-- Opening Marker --
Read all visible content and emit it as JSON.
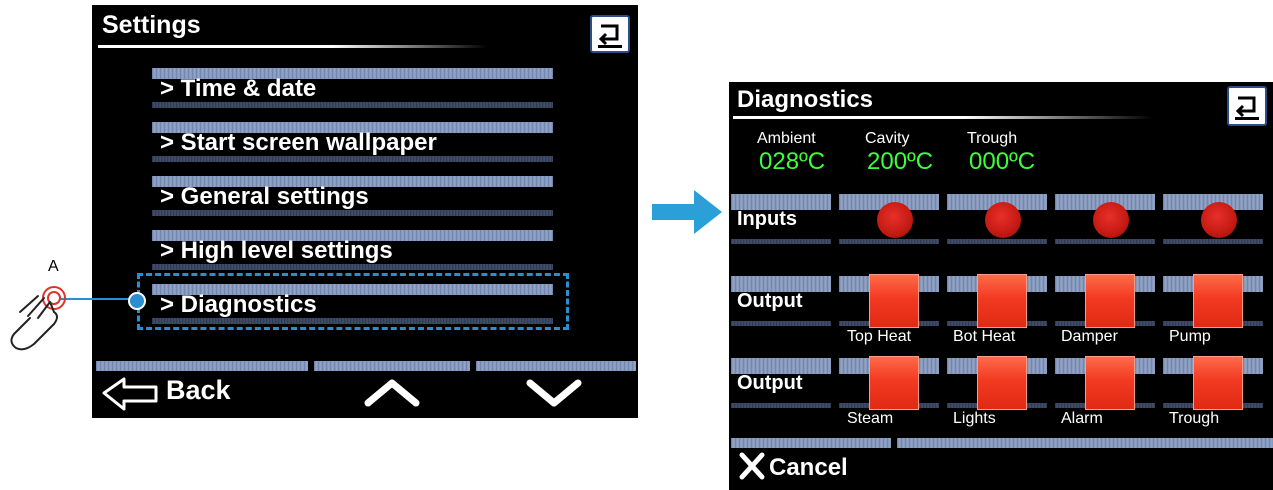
{
  "left_screen": {
    "title": "Settings",
    "menu": [
      {
        "label": "> Time & date"
      },
      {
        "label": "> Start screen wallpaper"
      },
      {
        "label": "> General settings"
      },
      {
        "label": "> High level settings"
      },
      {
        "label": "> Diagnostics"
      }
    ],
    "footer": {
      "back_label": "Back"
    }
  },
  "annotation": {
    "marker": "A"
  },
  "right_screen": {
    "title": "Diagnostics",
    "temps": [
      {
        "label": "Ambient",
        "value": "028ºC"
      },
      {
        "label": "Cavity",
        "value": "200ºC"
      },
      {
        "label": "Trough",
        "value": "000ºC"
      }
    ],
    "rows": {
      "inputs": "Inputs",
      "output1": "Output",
      "output2": "Output"
    },
    "output1_labels": [
      "Top Heat",
      "Bot Heat",
      "Damper",
      "Pump"
    ],
    "output2_labels": [
      "Steam",
      "Lights",
      "Alarm",
      "Trough"
    ],
    "cancel_label": "Cancel"
  },
  "colors": {
    "accent": "#2a8fd0",
    "led_red": "#c31a12",
    "button_red": "#f23a22",
    "temp_green": "#3cff3c"
  }
}
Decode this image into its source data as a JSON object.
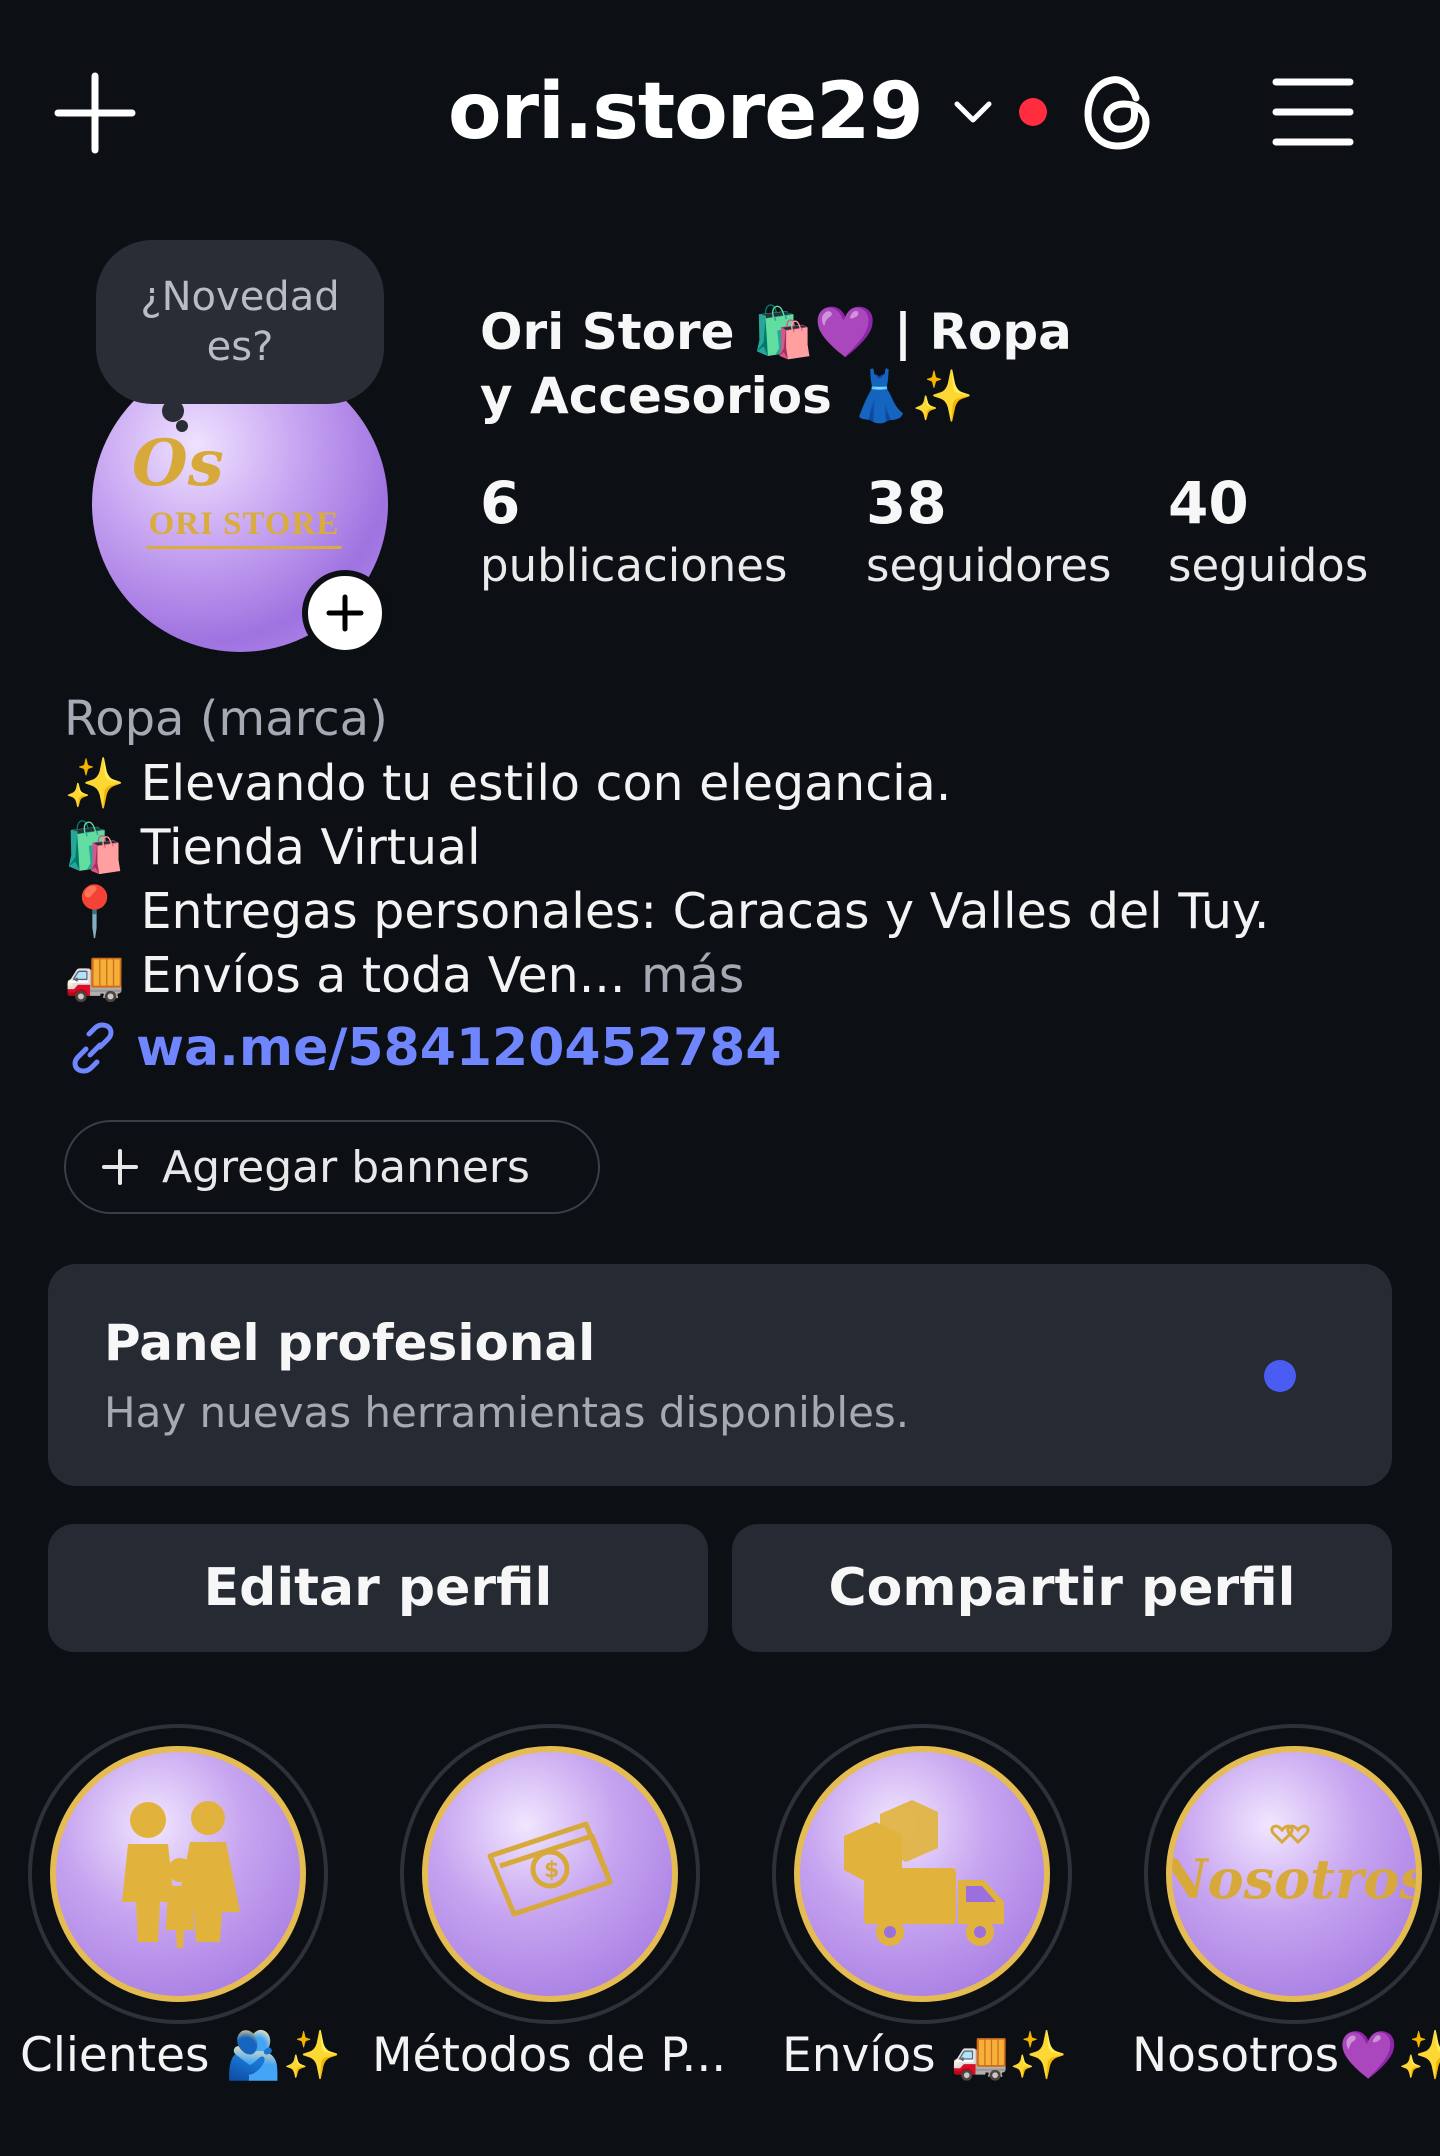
{
  "header": {
    "username": "ori.store29",
    "icons": [
      "plus-icon",
      "chevron-down-icon",
      "threads-icon",
      "menu-icon"
    ],
    "notification_dot_color": "#ff2d3f"
  },
  "profile": {
    "note_text": "¿Novedad es?",
    "avatar_logo_monogram": "Os",
    "avatar_logo_text": "ORI STORE",
    "display_name": "Ori Store 🛍️💜 | Ropa y Accesorios 👗✨",
    "stats": [
      {
        "value": "6",
        "label": "publicaciones"
      },
      {
        "value": "38",
        "label": "seguidores"
      },
      {
        "value": "40",
        "label": "seguidos"
      }
    ]
  },
  "bio": {
    "category": "Ropa (marca)",
    "lines": [
      "✨ Elevando tu estilo con elegancia.",
      "🛍️ Tienda Virtual",
      "📍 Entregas personales: Caracas y Valles del Tuy.",
      "🚚 Envíos a toda Ven..."
    ],
    "more": "más",
    "link": "wa.me/584120452784",
    "link_color": "#6f86ff"
  },
  "banner_button": {
    "label": "Agregar banners"
  },
  "pro_panel": {
    "title": "Panel profesional",
    "subtitle": "Hay nuevas herramientas disponibles.",
    "dot_color": "#4b5cf2"
  },
  "buttons": {
    "edit": "Editar perfil",
    "share": "Compartir perfil"
  },
  "highlights": [
    {
      "label": "Clientes 🫂✨",
      "icon": "family-icon"
    },
    {
      "label": "Métodos de P...",
      "icon": "money-icon"
    },
    {
      "label": "Envíos 🚚✨",
      "icon": "truck-icon"
    },
    {
      "label": "Nosotros💜✨",
      "icon": "nosotros-script-icon",
      "cover_text": "Nosotros"
    }
  ]
}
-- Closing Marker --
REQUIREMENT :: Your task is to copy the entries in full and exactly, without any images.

TASK RESULT ::
Read all visible content and emit it as JSON.
{
  "left_screen": {
    "title": "Settings",
    "menu": [
      {
        "label": "> Time & date"
      },
      {
        "label": "> Start screen wallpaper"
      },
      {
        "label": "> General settings"
      },
      {
        "label": "> High level settings"
      },
      {
        "label": "> Diagnostics"
      }
    ],
    "footer": {
      "back_label": "Back"
    }
  },
  "annotation": {
    "marker": "A"
  },
  "right_screen": {
    "title": "Diagnostics",
    "temps": [
      {
        "label": "Ambient",
        "value": "028ºC"
      },
      {
        "label": "Cavity",
        "value": "200ºC"
      },
      {
        "label": "Trough",
        "value": "000ºC"
      }
    ],
    "rows": {
      "inputs": "Inputs",
      "output1": "Output",
      "output2": "Output"
    },
    "output1_labels": [
      "Top Heat",
      "Bot Heat",
      "Damper",
      "Pump"
    ],
    "output2_labels": [
      "Steam",
      "Lights",
      "Alarm",
      "Trough"
    ],
    "cancel_label": "Cancel"
  },
  "colors": {
    "accent": "#2a8fd0",
    "led_red": "#c31a12",
    "button_red": "#f23a22",
    "temp_green": "#3cff3c"
  }
}
Decode this image into its source data as a JSON object.
{
  "header": {
    "username": "ori.store29",
    "icons": [
      "plus-icon",
      "chevron-down-icon",
      "threads-icon",
      "menu-icon"
    ],
    "notification_dot_color": "#ff2d3f"
  },
  "profile": {
    "note_text": "¿Novedad es?",
    "avatar_logo_monogram": "Os",
    "avatar_logo_text": "ORI STORE",
    "display_name": "Ori Store 🛍️💜 | Ropa y Accesorios 👗✨",
    "stats": [
      {
        "value": "6",
        "label": "publicaciones"
      },
      {
        "value": "38",
        "label": "seguidores"
      },
      {
        "value": "40",
        "label": "seguidos"
      }
    ]
  },
  "bio": {
    "category": "Ropa (marca)",
    "lines": [
      "✨ Elevando tu estilo con elegancia.",
      "🛍️ Tienda Virtual",
      "📍 Entregas personales: Caracas y Valles del Tuy.",
      "🚚 Envíos a toda Ven..."
    ],
    "more": "más",
    "link": "wa.me/584120452784",
    "link_color": "#6f86ff"
  },
  "banner_button": {
    "label": "Agregar banners"
  },
  "pro_panel": {
    "title": "Panel profesional",
    "subtitle": "Hay nuevas herramientas disponibles.",
    "dot_color": "#4b5cf2"
  },
  "buttons": {
    "edit": "Editar perfil",
    "share": "Compartir perfil"
  },
  "highlights": [
    {
      "label": "Clientes 🫂✨",
      "icon": "family-icon"
    },
    {
      "label": "Métodos de P...",
      "icon": "money-icon"
    },
    {
      "label": "Envíos 🚚✨",
      "icon": "truck-icon"
    },
    {
      "label": "Nosotros💜✨",
      "icon": "nosotros-script-icon",
      "cover_text": "Nosotros"
    }
  ]
}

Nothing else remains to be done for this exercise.